Tangled Up Hue Co-Owner Erin Klaus: “As a business owner, you do everything, you make every decision everyday, and you’re confident about it…What I quickly found out was that all of the information I was researching was not communicated correctly and across the board, people had no idea how to handle this. The first thing we did was apply for the emergency disaster loan, hearing that if we submitted this application, $10,000 would be made available in three days…I filled out about a fifty page application with questions I couldn’t answer because it did not necessarily apply to our partnership, reaching out to the SBA asking for answers on how to do this with literally no guidance or available answers to do this correctly…The Trump administration was confusing everything and not following through on promises, so we decided to start a GoFundMe page, and that decision was not made lightly. It is not something that a business wants to necessarily put out there for the public to see how vulnerable you can be…Every day on the news we are hearing new stories about how there is money there, and there is a massive disconnect between what the Trump administration is putting out and what the general population is understanding…It’s really disheartening to hear about the big businesses getting millions of dollars when really what we’re asking for is a drop in the bucket to keep our business around and keep our employees having food on their tables.”

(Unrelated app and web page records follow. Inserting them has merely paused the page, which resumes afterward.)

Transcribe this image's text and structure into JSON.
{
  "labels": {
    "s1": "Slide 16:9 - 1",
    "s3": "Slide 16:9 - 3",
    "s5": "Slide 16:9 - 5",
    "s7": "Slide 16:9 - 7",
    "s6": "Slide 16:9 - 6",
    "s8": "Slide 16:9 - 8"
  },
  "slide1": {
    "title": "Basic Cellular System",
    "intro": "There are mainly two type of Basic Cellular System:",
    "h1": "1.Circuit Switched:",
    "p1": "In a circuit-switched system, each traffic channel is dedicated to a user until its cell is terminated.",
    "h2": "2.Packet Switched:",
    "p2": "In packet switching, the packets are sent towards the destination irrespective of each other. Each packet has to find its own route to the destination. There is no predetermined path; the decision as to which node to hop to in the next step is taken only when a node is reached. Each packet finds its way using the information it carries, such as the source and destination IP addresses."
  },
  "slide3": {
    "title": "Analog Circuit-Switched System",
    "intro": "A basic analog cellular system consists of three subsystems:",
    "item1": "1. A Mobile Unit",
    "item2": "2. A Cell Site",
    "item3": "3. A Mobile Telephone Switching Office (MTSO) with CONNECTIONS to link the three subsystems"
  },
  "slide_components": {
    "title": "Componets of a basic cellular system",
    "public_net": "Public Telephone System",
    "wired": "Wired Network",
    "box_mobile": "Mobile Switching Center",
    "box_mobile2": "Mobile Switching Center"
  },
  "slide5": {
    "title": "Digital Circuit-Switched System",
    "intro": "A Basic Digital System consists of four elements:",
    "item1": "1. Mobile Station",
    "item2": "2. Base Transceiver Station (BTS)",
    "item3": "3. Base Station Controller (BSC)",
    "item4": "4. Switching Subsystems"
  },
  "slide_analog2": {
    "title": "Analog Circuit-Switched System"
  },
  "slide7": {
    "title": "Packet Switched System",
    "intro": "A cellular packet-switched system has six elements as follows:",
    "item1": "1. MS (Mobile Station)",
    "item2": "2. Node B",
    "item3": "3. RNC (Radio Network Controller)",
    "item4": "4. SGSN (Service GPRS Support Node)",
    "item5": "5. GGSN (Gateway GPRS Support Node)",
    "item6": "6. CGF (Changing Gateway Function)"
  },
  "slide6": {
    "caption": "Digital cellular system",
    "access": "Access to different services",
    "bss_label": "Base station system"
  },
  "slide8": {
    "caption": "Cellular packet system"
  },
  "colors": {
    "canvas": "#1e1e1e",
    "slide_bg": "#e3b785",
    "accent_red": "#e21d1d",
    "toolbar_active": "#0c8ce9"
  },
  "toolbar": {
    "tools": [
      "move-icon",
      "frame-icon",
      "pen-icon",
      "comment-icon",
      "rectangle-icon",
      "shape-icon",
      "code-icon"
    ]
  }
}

Democrats in Congress led the charge to pass billions of dollars in funding for the small and medium-size businesses that are suffering because of Trump’s delayed and inadequate response to the Coronavirus pandemic. His administration, which is responsible for dispersing the funds, has prioritized giving out loans to large corporations, giant food chains, and some of Trump’s personal associates over the small and medium-sized businesses that really need them. This has added up to billions of PPP and EIDL funds.
Trump and his administration even botched the rollout, with their application website crashing, the banks who help local businesses not receiving clear guidance on the application process, and a clear lack of guidance to let companies know how they can spend the money they receive.